When a user logged in and connected their account, companies like Netflix, the Royal Bank of Canada, and Spotify gained access to their private messages. Amazon was granted access to users’ names and contact information. Despite halting the practice of displaying Facebook users’ news feeds in searches back in 2012, Yahoo still has access to data for hundreds of thousands of users a month.
These are among 150 companies granted unique access to users’ personal data, according to the Times report. The Times dug through hundreds of pages of Facebook documents to determine how data was being used, and by whom. The findings revealed a troubling truth—despite promises, protections, and even consent agreements, Facebook continued to use personal data as a tool in its continuous growth.

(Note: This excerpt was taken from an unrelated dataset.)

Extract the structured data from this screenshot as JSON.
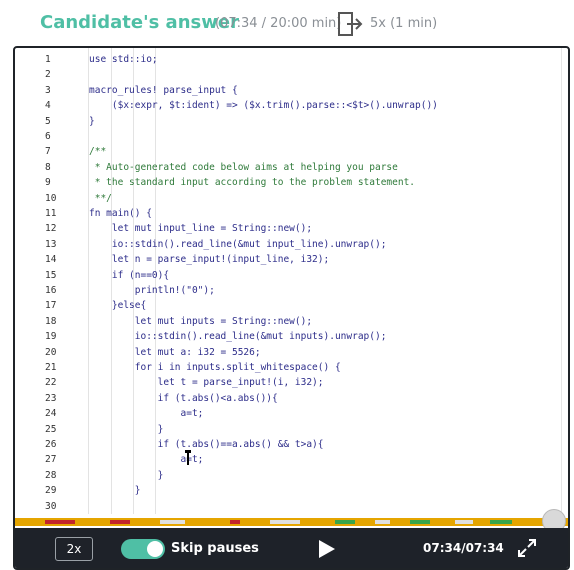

The range of data made available to companies varied. In some cases, companies were only given access to surface-level information, like public profiles. In others, companies “had access to users’ data even if they had disabled all sharing,” according to the Times report. This means that even those careful users who refuse to click “accept” whenever the little permission pop-up appears may have been at risk.
Steve Satterfield, Facebook’s director of privacy and public policy, said that a 2011 Federal Trade Commission (FTC) agreement barring the company from sharing user data without explicit consent was not violated. In an interview with the Times, Satterfield claimed that the agreement didn’t extend to the companies in question because “Facebook considered the partners extensions of itself.”

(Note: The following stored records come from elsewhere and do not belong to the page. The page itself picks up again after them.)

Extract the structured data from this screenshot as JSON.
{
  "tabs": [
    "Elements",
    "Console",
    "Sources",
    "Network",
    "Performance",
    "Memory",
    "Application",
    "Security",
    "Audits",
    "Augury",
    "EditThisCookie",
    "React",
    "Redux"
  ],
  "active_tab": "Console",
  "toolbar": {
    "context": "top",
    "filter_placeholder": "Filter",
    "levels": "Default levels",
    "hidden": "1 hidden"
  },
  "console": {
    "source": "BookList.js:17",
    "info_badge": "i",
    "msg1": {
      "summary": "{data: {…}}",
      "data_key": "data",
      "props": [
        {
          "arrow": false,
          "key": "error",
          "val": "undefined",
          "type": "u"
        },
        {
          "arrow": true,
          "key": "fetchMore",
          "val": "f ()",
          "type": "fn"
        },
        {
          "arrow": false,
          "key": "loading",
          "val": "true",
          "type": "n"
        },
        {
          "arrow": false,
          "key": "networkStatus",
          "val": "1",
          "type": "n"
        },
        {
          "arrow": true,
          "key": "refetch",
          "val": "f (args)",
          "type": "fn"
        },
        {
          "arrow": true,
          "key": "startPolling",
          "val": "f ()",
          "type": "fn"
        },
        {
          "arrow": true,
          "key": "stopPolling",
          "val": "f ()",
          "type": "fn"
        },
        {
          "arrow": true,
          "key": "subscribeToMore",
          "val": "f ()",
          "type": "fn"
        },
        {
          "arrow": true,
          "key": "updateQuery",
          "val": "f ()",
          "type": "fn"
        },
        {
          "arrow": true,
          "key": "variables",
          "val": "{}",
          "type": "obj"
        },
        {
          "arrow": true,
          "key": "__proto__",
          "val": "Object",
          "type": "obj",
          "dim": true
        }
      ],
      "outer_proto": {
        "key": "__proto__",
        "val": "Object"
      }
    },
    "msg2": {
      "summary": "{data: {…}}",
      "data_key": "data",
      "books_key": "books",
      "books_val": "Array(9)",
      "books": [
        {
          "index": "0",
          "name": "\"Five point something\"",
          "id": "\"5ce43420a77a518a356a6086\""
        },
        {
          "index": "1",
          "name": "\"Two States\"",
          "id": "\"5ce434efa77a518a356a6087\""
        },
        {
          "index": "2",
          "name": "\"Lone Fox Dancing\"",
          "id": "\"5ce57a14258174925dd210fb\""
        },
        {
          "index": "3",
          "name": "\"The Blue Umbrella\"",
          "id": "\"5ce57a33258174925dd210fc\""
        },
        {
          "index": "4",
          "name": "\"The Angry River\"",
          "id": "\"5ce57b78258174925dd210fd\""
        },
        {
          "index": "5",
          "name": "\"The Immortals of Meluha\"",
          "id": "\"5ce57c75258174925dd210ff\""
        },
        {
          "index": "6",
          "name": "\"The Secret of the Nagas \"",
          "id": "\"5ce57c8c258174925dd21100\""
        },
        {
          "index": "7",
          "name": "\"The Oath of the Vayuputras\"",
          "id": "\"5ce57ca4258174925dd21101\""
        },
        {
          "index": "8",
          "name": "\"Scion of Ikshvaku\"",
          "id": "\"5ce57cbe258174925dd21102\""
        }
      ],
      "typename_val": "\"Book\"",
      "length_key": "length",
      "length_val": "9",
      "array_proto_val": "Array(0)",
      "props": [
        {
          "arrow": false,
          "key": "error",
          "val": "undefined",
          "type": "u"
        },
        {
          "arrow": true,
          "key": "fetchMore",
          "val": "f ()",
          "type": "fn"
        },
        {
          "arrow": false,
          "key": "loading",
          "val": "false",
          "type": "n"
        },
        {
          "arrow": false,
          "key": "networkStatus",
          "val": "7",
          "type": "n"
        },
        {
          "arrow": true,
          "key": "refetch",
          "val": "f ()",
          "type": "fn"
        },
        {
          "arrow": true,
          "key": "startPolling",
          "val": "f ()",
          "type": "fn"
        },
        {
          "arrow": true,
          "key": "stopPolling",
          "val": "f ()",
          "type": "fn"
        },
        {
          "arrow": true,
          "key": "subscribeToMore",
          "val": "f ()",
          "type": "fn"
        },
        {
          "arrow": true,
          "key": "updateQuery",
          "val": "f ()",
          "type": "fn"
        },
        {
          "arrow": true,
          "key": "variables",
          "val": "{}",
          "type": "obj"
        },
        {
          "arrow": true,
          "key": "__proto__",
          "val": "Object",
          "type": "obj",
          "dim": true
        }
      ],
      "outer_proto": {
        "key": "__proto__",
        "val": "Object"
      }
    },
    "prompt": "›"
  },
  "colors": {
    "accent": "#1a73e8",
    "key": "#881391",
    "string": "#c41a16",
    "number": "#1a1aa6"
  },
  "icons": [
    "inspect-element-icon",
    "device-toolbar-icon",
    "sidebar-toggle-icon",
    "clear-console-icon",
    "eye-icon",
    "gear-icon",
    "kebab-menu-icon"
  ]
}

Experts don’t entirely agree with this assertion, however. The variety of companies involved indicates that the only qualifying trait necessary in a Facebook “partnership” is the potential for monetary gain. Users also had no indication of which companies might gain access to their information and were never given the chance to deny access in the first place.
Though this doesn’t guarantee a violation of the FTC agreement, an assessment from independent tax advisory firm Price Waterhouse Coopers in 2013 found that Facebook’s efforts to protect user data left much to be desired.
In the last year, Facebook has issued what seems like an apology a week for a variety of security violations and data leaks. This is just the latest in a long line of issues the company has tried to minimize, but for the most part, its concerning behavior has been ignored.
Update 10:12am CT, Dec. 19: In a statement to the Daily Dot, a Netflix spokesperson says that Netflix never accessed people’s private messages.
Over the years we have tried various ways to make Netflix more social. One example of this was a feature we launched in 2014 that enabled members to recommend TV shows and movies to their Facebook friends via Messenger or Netflix. It was never that popular so we shut the feature down in 2015. At no time did we access people’s private messages on Facebook or ask for the ability to do so.
H/T New York Times
Nahila Bonfiglio reports on geek culture and gaming. Her work has also appeared on KUT's Texas Standard (Austin), KPAC-FM (San Antonio), and the Daily Texan.